Breadsticks (grissini, dipping sticks) are generally pencil-sized sticks of crisp, dry bread originating in Turin and the surrounding area in Italy. They are originally thought to have been created in the 14th century; although according to a local tradition, they were invented by a baker in Lanzo Torinese (northern Italy) in 1679.
Breadsticks may be offered at the table in restaurants as an appetizer. In some instances or regions they may be a type that is larger than pencil-sized. They may also be combined with ingredients such as prosciutto as an hors d'œuvre.

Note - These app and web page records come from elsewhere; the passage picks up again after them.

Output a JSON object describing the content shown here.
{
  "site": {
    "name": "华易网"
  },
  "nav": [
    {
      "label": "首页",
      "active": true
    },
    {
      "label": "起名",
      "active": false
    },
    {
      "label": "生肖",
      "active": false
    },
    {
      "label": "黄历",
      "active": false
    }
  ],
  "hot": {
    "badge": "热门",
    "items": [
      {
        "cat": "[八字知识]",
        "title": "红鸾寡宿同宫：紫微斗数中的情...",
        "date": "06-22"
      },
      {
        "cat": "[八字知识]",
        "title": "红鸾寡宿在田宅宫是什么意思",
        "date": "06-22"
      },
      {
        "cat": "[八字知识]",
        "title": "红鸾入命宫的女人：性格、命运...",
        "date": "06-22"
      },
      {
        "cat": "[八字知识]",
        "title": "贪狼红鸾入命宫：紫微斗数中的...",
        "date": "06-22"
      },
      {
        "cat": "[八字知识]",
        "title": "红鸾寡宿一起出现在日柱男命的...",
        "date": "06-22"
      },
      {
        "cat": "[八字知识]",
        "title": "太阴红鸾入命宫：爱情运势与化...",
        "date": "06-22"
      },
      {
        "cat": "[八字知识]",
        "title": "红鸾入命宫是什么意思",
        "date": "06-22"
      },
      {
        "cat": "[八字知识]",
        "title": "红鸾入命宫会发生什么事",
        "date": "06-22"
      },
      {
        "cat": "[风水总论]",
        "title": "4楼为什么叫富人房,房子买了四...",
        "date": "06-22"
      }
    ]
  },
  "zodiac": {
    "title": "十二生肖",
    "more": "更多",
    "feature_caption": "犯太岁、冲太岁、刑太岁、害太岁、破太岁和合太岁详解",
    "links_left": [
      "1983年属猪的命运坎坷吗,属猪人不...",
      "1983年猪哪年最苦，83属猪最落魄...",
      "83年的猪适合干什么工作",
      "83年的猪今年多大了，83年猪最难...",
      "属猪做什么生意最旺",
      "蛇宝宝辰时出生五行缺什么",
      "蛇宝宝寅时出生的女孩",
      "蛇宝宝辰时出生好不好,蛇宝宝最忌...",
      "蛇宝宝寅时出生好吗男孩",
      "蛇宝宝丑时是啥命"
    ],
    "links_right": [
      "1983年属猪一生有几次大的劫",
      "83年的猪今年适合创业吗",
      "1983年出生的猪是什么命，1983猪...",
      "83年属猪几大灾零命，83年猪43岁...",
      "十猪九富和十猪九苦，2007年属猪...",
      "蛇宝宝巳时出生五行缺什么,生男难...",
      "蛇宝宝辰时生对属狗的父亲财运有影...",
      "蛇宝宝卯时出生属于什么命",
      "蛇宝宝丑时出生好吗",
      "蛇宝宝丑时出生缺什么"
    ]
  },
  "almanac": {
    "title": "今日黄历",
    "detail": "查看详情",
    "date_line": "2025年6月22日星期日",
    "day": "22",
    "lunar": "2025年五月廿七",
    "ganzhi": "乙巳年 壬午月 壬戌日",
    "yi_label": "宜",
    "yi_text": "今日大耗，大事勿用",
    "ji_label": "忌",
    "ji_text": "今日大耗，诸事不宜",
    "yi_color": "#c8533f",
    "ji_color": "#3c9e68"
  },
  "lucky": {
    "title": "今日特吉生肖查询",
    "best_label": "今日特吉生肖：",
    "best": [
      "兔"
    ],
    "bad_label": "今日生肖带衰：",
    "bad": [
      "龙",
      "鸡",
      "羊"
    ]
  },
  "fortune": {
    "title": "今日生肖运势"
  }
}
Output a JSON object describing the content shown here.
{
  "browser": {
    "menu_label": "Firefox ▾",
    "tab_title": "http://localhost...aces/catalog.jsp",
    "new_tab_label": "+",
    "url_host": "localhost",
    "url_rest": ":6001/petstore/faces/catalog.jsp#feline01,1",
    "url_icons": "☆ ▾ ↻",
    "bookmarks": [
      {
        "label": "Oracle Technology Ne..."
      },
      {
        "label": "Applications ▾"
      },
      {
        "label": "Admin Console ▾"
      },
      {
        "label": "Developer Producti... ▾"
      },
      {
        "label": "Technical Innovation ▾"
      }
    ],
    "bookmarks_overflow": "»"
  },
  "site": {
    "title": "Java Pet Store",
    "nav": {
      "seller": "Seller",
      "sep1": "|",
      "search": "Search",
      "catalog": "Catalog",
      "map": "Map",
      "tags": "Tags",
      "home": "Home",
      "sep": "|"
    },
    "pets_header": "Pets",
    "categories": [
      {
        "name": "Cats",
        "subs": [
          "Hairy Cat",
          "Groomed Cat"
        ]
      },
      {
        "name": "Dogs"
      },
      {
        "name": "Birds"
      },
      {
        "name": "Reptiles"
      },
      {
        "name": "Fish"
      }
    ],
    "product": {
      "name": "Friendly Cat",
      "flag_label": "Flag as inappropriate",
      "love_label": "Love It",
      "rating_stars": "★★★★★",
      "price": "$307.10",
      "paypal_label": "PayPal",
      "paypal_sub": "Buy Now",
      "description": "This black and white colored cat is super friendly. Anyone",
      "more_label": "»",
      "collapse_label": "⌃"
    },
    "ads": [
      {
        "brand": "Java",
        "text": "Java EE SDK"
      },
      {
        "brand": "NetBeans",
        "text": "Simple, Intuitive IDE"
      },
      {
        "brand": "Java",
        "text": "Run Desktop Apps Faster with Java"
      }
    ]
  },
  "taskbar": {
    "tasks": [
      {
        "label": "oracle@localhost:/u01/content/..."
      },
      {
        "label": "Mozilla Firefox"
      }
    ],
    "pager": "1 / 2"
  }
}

In many restaurants breadsticks are frequently topped with garlic sauces and parmesan cheese when served as appetizers; as a dessert item, they are often topped with cinnamon sugar and icing.

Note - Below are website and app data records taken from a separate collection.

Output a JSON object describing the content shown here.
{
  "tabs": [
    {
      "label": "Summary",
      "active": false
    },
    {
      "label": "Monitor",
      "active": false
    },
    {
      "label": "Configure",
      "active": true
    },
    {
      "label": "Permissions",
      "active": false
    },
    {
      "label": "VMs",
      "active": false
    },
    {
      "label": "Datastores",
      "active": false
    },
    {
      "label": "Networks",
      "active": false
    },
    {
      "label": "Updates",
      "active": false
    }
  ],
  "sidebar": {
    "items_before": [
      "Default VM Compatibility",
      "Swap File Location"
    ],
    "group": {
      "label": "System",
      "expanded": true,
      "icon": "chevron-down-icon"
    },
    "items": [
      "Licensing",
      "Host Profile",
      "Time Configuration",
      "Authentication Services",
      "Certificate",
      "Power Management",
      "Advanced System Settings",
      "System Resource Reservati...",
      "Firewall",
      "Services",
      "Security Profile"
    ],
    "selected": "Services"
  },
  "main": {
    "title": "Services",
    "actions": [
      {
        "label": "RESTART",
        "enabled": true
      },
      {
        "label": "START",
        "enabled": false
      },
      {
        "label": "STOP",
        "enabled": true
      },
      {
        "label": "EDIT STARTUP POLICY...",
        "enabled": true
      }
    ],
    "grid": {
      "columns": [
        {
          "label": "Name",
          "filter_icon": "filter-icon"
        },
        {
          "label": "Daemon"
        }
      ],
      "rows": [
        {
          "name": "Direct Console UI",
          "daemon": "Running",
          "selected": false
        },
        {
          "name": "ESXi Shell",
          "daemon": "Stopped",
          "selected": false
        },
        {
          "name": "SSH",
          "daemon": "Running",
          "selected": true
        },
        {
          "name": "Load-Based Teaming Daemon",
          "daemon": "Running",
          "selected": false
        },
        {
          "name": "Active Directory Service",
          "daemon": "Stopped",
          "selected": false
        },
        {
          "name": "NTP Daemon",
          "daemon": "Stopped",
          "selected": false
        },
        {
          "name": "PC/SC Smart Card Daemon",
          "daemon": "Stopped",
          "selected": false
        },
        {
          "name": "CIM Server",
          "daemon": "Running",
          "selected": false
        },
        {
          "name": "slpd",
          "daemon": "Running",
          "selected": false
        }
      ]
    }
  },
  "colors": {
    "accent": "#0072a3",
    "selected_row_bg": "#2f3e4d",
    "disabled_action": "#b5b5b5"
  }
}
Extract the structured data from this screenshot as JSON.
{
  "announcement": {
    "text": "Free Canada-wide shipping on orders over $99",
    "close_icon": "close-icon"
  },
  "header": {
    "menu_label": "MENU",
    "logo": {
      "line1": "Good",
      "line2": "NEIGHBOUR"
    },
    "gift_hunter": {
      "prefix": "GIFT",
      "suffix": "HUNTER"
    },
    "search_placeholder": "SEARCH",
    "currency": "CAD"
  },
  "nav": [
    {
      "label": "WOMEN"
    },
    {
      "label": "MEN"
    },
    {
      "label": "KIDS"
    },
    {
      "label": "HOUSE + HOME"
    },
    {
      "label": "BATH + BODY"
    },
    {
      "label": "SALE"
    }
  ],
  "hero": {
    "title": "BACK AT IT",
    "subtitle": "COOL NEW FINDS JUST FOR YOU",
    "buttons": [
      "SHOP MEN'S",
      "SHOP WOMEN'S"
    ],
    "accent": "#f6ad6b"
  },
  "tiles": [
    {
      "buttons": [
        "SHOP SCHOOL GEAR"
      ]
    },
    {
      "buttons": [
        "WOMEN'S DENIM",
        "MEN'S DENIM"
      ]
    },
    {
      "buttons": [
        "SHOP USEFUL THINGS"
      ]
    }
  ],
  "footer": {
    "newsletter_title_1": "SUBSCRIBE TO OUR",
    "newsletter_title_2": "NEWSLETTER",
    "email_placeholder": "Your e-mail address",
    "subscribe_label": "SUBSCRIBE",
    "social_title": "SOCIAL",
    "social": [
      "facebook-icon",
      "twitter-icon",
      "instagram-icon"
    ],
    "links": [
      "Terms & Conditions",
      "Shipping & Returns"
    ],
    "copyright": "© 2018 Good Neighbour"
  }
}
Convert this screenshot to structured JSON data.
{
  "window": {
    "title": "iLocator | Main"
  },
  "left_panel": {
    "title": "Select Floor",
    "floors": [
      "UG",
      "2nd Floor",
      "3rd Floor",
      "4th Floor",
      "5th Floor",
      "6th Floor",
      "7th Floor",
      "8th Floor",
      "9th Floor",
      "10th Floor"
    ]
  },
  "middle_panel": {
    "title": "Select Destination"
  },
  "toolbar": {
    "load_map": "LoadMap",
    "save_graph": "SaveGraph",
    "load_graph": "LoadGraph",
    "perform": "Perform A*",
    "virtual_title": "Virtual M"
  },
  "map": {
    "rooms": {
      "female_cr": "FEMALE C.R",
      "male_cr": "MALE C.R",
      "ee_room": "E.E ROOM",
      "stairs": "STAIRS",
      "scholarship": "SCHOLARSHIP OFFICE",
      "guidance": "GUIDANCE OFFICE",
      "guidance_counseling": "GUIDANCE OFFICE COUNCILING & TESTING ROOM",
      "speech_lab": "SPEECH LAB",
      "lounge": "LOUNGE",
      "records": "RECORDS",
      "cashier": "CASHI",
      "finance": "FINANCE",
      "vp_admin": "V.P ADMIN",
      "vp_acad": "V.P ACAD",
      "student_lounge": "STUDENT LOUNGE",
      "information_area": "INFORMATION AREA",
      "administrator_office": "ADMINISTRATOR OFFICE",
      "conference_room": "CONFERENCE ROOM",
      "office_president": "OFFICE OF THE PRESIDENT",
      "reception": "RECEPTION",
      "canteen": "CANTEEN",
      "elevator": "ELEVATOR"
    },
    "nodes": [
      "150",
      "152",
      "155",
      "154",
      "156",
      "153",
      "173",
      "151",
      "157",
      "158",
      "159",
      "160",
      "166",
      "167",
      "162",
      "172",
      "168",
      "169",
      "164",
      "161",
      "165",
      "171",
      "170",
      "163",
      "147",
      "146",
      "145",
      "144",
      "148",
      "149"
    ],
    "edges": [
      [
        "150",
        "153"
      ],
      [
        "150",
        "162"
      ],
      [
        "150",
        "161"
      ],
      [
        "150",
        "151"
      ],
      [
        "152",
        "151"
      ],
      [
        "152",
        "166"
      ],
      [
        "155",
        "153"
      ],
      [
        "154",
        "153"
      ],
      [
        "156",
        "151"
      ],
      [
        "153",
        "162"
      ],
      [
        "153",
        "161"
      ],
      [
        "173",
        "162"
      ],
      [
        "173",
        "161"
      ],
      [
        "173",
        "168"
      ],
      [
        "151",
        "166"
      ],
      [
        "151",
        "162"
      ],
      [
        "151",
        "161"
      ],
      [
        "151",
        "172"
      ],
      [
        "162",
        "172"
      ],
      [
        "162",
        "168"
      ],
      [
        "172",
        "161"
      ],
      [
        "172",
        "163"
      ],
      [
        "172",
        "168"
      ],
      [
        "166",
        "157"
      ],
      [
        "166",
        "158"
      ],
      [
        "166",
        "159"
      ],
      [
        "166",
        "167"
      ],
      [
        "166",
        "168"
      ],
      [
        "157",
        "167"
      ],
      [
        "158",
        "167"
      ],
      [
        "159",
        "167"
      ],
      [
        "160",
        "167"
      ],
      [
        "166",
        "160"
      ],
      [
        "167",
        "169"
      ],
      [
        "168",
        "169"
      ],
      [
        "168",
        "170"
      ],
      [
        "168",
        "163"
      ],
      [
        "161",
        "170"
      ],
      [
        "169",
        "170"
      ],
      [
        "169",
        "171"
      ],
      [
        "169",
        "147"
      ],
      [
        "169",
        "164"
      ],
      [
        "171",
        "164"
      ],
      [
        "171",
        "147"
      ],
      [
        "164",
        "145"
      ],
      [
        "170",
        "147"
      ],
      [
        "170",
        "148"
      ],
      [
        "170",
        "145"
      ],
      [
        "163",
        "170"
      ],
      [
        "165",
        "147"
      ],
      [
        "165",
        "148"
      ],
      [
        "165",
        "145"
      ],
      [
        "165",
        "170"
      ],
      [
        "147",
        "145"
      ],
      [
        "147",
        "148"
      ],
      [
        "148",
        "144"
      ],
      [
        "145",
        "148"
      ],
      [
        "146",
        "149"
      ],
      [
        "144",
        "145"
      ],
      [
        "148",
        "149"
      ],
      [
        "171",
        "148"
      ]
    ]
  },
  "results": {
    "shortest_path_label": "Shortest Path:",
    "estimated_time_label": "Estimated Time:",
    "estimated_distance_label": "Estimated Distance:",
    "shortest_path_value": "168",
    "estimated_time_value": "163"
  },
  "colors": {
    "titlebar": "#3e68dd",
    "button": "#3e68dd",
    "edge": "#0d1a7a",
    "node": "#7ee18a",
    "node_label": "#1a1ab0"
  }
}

Regions that consume breadsticks include the Americas, Europe (mainly Spain, Italy and Greece), and parts of Asia.
Pre-made, dried breadsticks may sometimes be sold in markets as a kind of snack or a pre-meal appetizer for home use, somewhat similar to a cracker.

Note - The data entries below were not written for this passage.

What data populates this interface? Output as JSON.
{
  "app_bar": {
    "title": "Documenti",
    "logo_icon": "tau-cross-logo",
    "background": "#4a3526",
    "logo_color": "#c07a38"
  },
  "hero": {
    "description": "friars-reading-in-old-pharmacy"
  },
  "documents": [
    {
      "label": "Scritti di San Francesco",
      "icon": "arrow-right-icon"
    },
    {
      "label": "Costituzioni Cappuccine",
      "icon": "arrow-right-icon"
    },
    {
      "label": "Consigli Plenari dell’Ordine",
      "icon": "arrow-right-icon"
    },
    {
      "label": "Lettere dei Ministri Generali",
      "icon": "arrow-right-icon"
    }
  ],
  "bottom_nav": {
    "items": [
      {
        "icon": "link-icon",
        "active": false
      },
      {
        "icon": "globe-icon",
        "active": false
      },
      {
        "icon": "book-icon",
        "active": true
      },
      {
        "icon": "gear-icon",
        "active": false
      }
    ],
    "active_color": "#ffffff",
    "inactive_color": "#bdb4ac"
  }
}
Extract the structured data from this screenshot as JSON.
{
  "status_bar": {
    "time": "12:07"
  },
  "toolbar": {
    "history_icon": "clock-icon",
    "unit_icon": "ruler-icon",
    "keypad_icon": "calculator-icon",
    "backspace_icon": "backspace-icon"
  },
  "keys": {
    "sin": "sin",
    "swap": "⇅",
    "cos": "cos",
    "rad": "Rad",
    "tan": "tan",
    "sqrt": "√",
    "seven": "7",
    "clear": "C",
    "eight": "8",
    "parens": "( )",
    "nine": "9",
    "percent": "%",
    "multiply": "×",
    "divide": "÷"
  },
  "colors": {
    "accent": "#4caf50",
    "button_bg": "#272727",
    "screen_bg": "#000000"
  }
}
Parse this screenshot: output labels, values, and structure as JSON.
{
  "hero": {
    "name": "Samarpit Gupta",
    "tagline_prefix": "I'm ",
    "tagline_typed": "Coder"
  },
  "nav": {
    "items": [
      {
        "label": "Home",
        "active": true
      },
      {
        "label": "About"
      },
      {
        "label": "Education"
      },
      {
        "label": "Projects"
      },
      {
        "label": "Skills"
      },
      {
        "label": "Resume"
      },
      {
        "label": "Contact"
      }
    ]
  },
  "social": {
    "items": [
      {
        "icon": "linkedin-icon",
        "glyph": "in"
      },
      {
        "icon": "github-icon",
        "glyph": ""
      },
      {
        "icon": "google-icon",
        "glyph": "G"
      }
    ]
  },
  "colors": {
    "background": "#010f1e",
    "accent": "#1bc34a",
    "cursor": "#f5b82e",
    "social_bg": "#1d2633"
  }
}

Another recipe for breadsticks, called rosquilletas, exists in Comunitat Valenciana (Spain).
Wide grissini in a basket